According to Charlotte Kiddell, chairperson with the Nova Scotia branch of the Canadian Federation of Students (CFS), at the CFS general meeting in June 2016 students across Canada voted to have a national day of action, the purpose of which is to send a message to the provincial and federal governments, saying:
“We are in a state of crises. In post-secondary education, every day, more and more students are denied access to our post-secondary institutions, and it is time for us to achieve education justice, it’s time for us to achieve universal access to education.”
Kiddell added that, on Nov. 2, students in 24 Canadian cities will be involved with the movement.
It’s important to note that this isn’t just for Canadian students, but students studying in Canada.
“We are talking about it from an angle of education justice,” Kiddell explained. “We’re talking about what groups of students are disproportionately impacted by our current system of highly inaccessible post-secondary education.”
The goal for Nov. 2, according to Kiddell, is to have the provincial and federal governments come together and put a plan in motion for a “fully, publicly-funded post-secondary education system in Canada.”

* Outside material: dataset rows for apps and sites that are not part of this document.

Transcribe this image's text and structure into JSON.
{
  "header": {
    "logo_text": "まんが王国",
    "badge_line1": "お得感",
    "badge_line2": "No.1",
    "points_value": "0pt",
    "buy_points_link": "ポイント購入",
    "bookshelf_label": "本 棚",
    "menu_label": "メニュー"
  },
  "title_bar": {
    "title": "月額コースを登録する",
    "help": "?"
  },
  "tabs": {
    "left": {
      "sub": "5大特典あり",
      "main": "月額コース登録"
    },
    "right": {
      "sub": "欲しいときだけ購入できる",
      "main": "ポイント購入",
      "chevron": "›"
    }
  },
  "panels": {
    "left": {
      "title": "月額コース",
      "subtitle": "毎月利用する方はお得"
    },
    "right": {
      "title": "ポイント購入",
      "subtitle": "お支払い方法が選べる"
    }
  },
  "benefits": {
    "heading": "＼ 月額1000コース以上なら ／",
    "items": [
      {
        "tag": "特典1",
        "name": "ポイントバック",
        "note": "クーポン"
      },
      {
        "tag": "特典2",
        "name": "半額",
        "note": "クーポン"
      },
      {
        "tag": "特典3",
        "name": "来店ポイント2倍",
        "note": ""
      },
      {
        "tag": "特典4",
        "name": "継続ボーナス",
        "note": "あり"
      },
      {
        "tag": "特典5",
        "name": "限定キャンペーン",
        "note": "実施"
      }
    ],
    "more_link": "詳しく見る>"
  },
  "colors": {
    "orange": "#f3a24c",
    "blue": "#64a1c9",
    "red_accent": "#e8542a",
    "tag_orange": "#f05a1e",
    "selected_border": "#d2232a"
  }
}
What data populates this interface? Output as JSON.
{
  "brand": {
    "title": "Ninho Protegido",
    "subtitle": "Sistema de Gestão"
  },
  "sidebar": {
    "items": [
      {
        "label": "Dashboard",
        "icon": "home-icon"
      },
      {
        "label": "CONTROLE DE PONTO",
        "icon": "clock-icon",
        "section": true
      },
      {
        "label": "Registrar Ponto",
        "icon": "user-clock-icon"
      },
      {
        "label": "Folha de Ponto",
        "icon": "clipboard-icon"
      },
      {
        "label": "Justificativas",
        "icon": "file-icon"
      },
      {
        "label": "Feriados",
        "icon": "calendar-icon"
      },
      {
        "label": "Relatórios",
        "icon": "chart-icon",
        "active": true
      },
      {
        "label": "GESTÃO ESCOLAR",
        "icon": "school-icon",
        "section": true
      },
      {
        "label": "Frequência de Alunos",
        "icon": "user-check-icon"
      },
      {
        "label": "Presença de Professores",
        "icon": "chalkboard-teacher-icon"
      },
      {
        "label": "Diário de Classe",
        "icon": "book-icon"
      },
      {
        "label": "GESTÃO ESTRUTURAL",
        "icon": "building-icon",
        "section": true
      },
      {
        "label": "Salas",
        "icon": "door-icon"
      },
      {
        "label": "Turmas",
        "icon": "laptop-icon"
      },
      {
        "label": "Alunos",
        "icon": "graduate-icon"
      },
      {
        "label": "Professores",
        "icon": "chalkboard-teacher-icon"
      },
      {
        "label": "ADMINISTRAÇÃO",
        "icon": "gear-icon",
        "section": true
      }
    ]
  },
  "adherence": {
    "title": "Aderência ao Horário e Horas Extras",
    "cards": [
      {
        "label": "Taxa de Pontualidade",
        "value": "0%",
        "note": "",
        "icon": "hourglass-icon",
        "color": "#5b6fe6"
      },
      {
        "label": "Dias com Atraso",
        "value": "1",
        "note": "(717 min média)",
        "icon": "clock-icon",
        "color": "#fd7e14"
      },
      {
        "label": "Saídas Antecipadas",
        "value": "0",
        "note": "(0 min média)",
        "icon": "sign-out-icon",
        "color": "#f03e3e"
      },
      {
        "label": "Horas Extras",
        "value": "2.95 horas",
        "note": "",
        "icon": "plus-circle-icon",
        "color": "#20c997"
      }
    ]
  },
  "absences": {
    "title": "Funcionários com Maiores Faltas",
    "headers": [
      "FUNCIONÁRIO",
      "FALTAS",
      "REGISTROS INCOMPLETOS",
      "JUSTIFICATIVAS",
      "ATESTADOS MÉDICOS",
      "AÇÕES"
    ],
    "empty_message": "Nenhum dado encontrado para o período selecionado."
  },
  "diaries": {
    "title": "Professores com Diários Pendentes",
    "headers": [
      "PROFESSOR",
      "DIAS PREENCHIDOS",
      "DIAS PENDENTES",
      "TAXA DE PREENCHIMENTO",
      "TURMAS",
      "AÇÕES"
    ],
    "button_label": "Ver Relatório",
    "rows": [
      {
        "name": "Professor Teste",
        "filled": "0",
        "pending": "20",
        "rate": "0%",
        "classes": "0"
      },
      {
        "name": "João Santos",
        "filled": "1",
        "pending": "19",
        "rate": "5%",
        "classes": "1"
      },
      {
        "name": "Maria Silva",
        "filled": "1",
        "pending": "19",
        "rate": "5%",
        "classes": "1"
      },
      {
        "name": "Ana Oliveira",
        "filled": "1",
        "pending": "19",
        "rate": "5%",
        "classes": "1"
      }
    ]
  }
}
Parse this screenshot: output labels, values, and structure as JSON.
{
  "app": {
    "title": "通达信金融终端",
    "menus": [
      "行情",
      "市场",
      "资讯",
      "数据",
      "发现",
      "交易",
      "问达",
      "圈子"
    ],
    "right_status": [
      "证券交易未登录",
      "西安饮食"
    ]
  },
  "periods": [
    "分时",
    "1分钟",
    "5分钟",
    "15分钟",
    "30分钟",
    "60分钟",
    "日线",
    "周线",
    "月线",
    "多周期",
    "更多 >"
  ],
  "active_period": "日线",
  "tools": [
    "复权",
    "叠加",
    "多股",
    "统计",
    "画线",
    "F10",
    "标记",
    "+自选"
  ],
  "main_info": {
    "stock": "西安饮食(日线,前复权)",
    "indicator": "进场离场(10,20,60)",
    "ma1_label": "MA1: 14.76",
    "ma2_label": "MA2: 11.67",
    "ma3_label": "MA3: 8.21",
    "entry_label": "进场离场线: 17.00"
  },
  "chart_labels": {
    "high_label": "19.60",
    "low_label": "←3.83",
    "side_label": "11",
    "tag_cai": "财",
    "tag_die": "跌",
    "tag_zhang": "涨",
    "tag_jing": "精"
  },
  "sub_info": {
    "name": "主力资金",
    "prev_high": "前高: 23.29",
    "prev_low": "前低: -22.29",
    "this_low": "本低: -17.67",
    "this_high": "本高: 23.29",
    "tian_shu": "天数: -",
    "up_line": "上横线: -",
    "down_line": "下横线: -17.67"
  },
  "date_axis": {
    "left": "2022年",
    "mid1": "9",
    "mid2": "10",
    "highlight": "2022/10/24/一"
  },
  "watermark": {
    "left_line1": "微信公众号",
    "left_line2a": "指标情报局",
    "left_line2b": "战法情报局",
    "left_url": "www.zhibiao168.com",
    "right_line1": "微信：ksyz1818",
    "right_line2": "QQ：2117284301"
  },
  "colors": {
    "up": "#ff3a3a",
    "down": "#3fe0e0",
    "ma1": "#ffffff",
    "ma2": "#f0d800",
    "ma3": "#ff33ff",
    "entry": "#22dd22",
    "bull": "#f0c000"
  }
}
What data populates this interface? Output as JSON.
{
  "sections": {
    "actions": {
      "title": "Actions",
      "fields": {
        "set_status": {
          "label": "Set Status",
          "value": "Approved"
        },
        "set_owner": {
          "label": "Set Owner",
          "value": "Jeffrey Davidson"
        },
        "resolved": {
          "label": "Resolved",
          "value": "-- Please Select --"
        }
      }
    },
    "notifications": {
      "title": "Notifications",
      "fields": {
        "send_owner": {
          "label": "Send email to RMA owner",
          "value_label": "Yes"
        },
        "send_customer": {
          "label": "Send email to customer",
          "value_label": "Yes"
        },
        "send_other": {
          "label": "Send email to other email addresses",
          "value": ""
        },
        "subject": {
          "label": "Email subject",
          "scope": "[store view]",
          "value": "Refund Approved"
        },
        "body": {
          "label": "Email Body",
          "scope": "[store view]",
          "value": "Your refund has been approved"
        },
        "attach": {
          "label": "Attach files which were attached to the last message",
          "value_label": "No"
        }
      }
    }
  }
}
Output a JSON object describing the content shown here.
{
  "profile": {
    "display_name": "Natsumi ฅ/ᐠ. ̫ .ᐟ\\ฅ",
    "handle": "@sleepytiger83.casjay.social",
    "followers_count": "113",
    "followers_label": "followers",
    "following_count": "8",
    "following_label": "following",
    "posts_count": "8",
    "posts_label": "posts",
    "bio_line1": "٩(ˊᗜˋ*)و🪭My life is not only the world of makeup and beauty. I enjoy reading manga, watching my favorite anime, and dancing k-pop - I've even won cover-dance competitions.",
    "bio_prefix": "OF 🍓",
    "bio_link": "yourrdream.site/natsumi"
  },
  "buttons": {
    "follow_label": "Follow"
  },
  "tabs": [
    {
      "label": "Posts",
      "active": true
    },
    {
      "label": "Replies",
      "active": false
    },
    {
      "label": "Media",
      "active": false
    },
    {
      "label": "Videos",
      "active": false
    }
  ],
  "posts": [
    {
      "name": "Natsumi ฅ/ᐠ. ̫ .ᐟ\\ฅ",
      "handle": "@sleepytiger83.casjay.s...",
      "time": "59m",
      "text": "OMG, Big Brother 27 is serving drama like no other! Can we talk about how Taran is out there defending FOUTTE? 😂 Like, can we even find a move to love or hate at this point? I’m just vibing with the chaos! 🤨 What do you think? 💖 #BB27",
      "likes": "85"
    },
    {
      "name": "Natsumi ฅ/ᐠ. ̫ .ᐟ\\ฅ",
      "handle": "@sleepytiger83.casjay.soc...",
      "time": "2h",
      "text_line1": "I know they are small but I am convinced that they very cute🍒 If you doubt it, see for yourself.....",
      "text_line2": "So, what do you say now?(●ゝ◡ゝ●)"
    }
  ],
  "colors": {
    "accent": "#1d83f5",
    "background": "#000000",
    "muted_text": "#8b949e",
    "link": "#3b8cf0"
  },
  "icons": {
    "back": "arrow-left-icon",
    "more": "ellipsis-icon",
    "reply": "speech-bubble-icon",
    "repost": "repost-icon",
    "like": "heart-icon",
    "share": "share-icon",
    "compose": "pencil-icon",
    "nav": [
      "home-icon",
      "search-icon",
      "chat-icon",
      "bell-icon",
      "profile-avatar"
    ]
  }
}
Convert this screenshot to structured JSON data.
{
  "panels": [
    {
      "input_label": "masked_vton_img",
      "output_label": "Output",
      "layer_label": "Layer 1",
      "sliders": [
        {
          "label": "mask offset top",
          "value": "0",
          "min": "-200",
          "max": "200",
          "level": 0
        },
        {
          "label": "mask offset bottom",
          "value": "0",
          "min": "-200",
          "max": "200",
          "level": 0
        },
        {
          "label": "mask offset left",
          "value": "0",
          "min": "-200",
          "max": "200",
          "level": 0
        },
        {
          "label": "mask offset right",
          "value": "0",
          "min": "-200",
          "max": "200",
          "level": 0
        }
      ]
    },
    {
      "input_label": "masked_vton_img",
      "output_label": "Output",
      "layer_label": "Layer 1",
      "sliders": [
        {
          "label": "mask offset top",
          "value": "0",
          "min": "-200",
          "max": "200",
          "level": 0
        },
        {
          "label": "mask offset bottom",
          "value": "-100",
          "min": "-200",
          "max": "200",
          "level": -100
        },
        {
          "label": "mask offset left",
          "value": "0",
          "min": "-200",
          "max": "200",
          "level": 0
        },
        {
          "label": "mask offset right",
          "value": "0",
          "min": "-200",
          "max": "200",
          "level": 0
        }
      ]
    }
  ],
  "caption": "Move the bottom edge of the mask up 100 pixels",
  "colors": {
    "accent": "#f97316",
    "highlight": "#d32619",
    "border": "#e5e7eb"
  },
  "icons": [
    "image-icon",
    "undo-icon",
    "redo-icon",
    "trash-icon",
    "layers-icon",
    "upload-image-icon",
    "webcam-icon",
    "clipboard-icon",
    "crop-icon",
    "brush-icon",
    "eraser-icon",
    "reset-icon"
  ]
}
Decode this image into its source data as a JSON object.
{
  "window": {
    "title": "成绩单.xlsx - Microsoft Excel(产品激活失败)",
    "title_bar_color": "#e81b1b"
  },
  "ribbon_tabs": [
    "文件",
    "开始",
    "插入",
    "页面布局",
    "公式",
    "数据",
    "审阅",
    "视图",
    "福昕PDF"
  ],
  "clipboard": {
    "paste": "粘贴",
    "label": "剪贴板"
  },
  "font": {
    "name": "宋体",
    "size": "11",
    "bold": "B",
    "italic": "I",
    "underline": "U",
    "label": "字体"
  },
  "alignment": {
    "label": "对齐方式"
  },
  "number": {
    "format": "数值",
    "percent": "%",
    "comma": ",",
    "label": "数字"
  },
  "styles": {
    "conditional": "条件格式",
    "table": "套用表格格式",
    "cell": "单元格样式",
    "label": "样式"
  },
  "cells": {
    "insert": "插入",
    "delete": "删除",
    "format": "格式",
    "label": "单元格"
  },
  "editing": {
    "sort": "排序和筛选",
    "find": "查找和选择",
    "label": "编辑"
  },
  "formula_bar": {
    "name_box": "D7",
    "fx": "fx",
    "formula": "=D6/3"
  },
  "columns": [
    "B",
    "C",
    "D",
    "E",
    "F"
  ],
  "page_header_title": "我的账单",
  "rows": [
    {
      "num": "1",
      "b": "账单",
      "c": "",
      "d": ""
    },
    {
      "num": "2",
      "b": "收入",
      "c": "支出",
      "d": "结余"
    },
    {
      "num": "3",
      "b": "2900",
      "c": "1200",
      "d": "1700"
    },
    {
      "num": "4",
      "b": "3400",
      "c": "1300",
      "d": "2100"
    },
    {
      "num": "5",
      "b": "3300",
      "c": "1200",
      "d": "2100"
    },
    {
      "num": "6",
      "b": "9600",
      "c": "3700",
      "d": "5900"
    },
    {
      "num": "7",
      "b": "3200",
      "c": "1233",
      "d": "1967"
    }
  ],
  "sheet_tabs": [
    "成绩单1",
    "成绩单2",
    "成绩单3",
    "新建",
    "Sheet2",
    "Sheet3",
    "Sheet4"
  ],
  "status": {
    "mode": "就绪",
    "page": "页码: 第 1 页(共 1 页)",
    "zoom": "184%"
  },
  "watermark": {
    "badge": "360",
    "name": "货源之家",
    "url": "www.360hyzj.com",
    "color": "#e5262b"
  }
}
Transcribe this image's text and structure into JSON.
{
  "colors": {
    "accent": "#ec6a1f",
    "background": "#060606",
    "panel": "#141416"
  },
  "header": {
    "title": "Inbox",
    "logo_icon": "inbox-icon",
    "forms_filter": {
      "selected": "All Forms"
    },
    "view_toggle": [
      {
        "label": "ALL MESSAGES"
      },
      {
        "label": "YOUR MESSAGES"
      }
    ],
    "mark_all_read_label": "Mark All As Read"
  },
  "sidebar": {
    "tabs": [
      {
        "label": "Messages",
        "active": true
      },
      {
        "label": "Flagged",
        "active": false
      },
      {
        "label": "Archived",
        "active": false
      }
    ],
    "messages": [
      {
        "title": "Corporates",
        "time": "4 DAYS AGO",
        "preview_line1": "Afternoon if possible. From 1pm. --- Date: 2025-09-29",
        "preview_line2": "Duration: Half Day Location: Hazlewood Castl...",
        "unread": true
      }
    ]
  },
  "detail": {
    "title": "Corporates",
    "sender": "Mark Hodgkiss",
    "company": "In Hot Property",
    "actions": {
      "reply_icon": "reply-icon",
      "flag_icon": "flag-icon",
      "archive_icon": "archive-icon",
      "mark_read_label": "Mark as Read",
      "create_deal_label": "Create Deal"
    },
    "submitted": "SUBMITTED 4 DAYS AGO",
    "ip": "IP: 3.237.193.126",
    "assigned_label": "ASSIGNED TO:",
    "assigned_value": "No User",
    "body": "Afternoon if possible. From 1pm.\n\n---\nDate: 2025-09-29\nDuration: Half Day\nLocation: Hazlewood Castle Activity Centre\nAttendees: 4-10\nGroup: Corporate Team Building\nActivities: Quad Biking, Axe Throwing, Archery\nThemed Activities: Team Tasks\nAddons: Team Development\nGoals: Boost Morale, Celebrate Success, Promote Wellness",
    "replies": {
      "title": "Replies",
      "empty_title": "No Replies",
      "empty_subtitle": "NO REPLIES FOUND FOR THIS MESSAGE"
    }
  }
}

“We’ve done a lot of research already that supports why and how free education is possible,” she said. “[Canada has] the money; it’s time for our decision makers to start to make this a priority.”
Last Wednesday, the Kings’ Students’ Union (KSU) held their final planning meeting for Nov. 2 to discuss how to generate hype and a crowd for the event. Topics of discussion included a possible banner drop on the University of King’s College campus, how to get students in the Foundation Year Programme (FYP) pumped up and in attendance, ways to persuade students to show up, as well as logistics – such as how to dress and how attendees will be fed.
Marie Koros – a second-year student at the University of King’s College who has been involved with the KSU as a volunteer – attended the meeting and will be protesting on Wednesday.
Koros sees tuition as a barrier that stops people from getting post-secondary education.
“Speaking for myself, I’m here by virtue of who my parents are and the work that they’ve done,” she said. “Without that background, I wouldn’t be able to afford the program that I’m currently in here at King’s.
“I know people who would want to be here, who can’t be here. Education is something that should be accessible to everyone. It’s a public good and ought to be recognized as such, and ought to be valued as such.”
In terms of results of the protest, Koros has two sets of expectations: realistic and unrealistic.
“Unrealistic expectations would be Trudeau recognizing that he has titled himself the Youth Minister, and is representing a generation whose values are not completely in line with what he believes they are, or what it seems he believes they are… I think there’s disparities with what he’s saying and with what is being done. So having the action recognized by Trudeau would be great.”
“In terms of realistic expectations, I’d love to see a bunch of community involvement from King’s. I think our goal is about 300 people from King’s – I think that is totally doable, we have a very engaged community here.”
Koros added that she’s hoping for some community involvement from outside of the university as well.
However, regardless of expectations, she sees a bigger picture at play with this movement.
“If we have people who are educated, who are passionate about what they study and who haven’t been blocked from the education – because of financial barriers – we will have a stronger and richer society.”
The University of King’s College has heard and reacted the students’ pleas. On Oct. 13, the university’s board of governors voted against a $1,000 FYP tuition hike, which – according to a media release put out by the KSU – made it the only university to reject the tuition reset.